Machado de Assis, born Joaquim Maria Machado de Assis (1839–1908), was a Brazilian novelist, poet, playwright, and short story writer. He is widely regarded as one of the greatest writers of Brazilian literature and a pioneer of realism in Brazil. His works are known for their wit, irony, and keen psychological insight. Notable works include 'Dom Casmurro', 'Memórias Póstumas de Brás Cubas' (The Posthumous Memoirs of Brás Cubas), and 'Quincas Borba'. Machado de Assis was also the founding president of the Brazilian Academy of Letters.
This list of books are ONLY the books that have been ranked on the lists that are aggregated on this site.
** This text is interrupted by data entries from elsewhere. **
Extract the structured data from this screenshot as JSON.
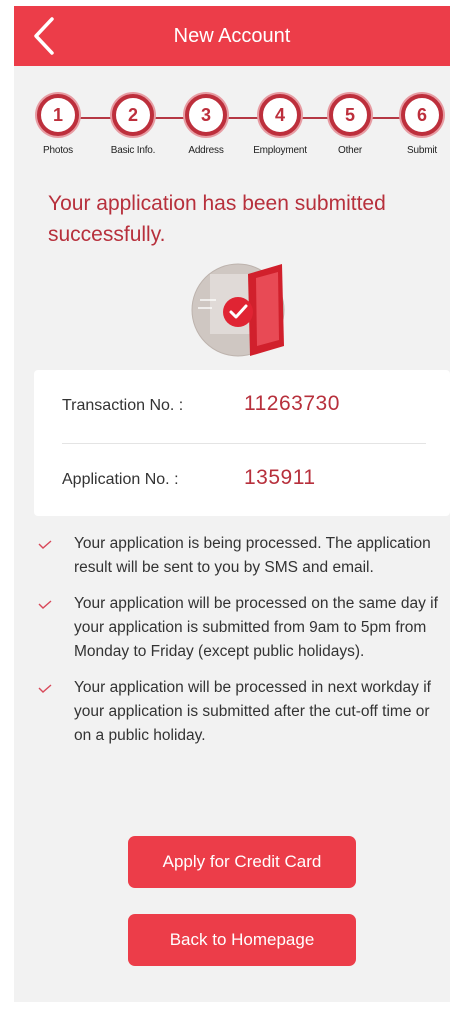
{
  "header": {
    "title": "New Account"
  },
  "stepper": {
    "steps": [
      {
        "number": "1",
        "label": "Photos"
      },
      {
        "number": "2",
        "label": "Basic Info."
      },
      {
        "number": "3",
        "label": "Address"
      },
      {
        "number": "4",
        "label": "Employment"
      },
      {
        "number": "5",
        "label": "Other"
      },
      {
        "number": "6",
        "label": "Submit"
      }
    ]
  },
  "success": {
    "title": "Your application has been submitted successfully."
  },
  "details": {
    "transaction_label": "Transaction No. :",
    "transaction_value": "11263730",
    "application_label": "Application No. :",
    "application_value": "135911"
  },
  "notes": [
    "Your application is being processed. The application result will be sent to you by SMS and email.",
    "Your application will be processed on the same day if your application is submitted from 9am to 5pm from Monday to Friday (except public holidays).",
    "Your application will be processed in next workday if your application is submitted after the cut-off time or on a public holiday."
  ],
  "actions": {
    "apply_credit_card": "Apply for Credit Card",
    "back_homepage": "Back to Homepage"
  },
  "colors": {
    "brand_red": "#ec3d49",
    "text_red": "#b7303c"
  },
  "icons": {
    "back": "chevron-left-icon",
    "success": "submitted-document-check-icon",
    "note": "check-icon"
  }
}
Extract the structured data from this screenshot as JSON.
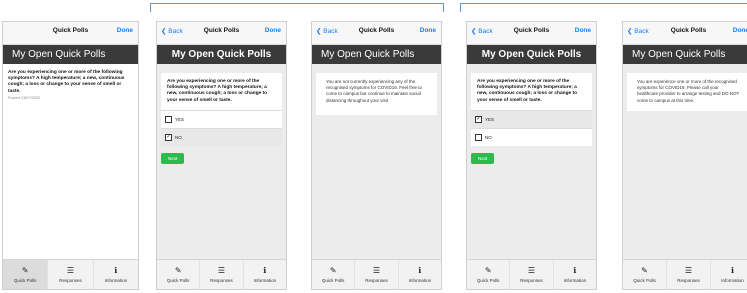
{
  "nav": {
    "back": "Back",
    "title": "Quick Polls",
    "done": "Done"
  },
  "header": "My Open Quick Polls",
  "question": "Are you experiencing one or more of the following symptoms? A high temperature; a new, continuous cough; a loss or change to your sense of smell or taste.",
  "posted": "Posted 13/07/2020",
  "options": {
    "yes": "YES",
    "no": "NO"
  },
  "next_label": "Next",
  "messages": {
    "no_symptoms": "You are not currently experiencing any of the recognised symptoms for COVID19. Feel free to come to campus but continue to maintain social distancing throughout your visit",
    "has_symptoms": "You are experience one or more of the recognised symptoms for COVID19. Please call your healthcare provider to arrange testing and DO NOT come to campus at this time."
  },
  "tabs": {
    "quick_polls": "Quick Polls",
    "responses": "Responses",
    "information": "Information"
  },
  "icons": {
    "back": "chevron-left-icon",
    "quick_polls": "edit-icon",
    "responses": "list-icon",
    "information": "info-icon"
  },
  "colors": {
    "accent": "#1a7cf5",
    "header_bg": "#3a3a3a",
    "next_button": "#2dbb4e",
    "bracket": "#5b9bd5"
  }
}
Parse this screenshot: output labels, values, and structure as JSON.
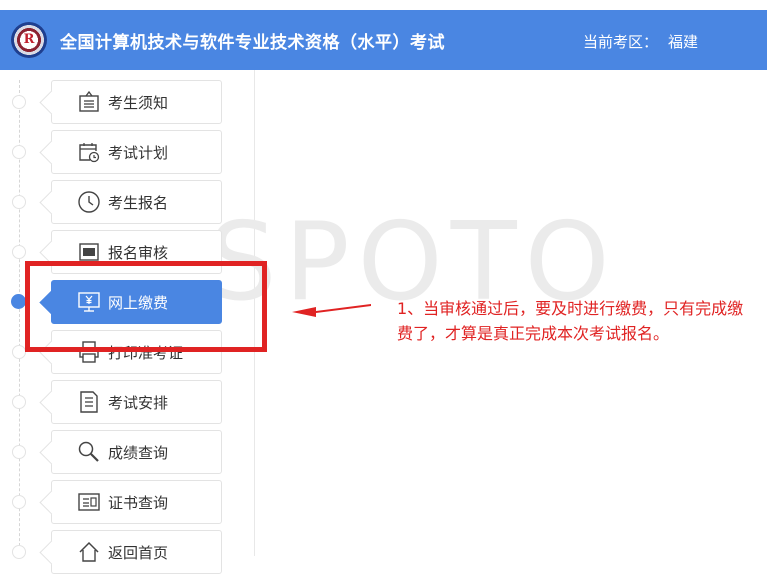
{
  "header": {
    "title": "全国计算机技术与软件专业技术资格（水平）考试",
    "region_label": "当前考区：",
    "region_value": "福建",
    "logo_icon": "seal-logo-icon",
    "color": "#4a86e2"
  },
  "sidebar": {
    "items": [
      {
        "label": "考生须知",
        "icon": "notice-board-icon",
        "active": false
      },
      {
        "label": "考试计划",
        "icon": "calendar-clock-icon",
        "active": false
      },
      {
        "label": "考生报名",
        "icon": "clock-icon",
        "active": false
      },
      {
        "label": "报名审核",
        "icon": "review-doc-icon",
        "active": false
      },
      {
        "label": "网上缴费",
        "icon": "monitor-yen-icon",
        "active": true
      },
      {
        "label": "打印准考证",
        "icon": "printer-icon",
        "active": false
      },
      {
        "label": "考试安排",
        "icon": "document-list-icon",
        "active": false
      },
      {
        "label": "成绩查询",
        "icon": "magnifier-icon",
        "active": false
      },
      {
        "label": "证书查询",
        "icon": "certificate-icon",
        "active": false
      },
      {
        "label": "返回首页",
        "icon": "home-icon",
        "active": false
      }
    ]
  },
  "watermark": "SPOTO",
  "annotation": {
    "text": "1、当审核通过后，要及时进行缴费，只有完成缴费了，才算是真正完成本次考试报名。",
    "color": "#e02323"
  }
}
This is not a comprehensive list of all books by this author.
The novel is a unique and satirical work, narrated by a dead man, Bras Cubas, who recounts his life from beyond the grave. The story is filled with ironic humor and philosophical musings as Bras Cubas explores his past, his relationships, and the societal norms of his time. The narrative breaks conventional storytelling norms, often addressing the reader directly and jumping through time without warning. Themes of love, wealth, power, and the human condition are explored, providing a critique of 19th-century Brazilian society.
2. Dom Casmurro
The novel is a darkly comic, yet tragic exploration of love, betrayal, and jealousy, told through the unreliable narration of the protagonist, a middle-aged man who believes his wife has cheated on him with his best friend. The narrative is filled with ambiguity and uncertainty, forcing readers to question the reality of the events described. The novel is also a profound exploration of the human psyche and the destructive power of obsession.
The book is a groundbreaking work of Brazilian literature that takes the form of a posthumous autobiography. The narrator, a wealthy and cynical bachelor, reflects on his life from beyond the grave, recounting his romances, friendships, and the various episodes that define his existence with a sharp, often sardonic wit. The narrative defies traditional structure, employing digressions, philosophical musings, and a lack of chronological order to explore themes of love, death, and the futility of human aspirations. Through the narrator's self-aware and critical perspective, the novel satirizes the social norms of its time, revealing the superficiality and hypocrisy of the narrator's social class.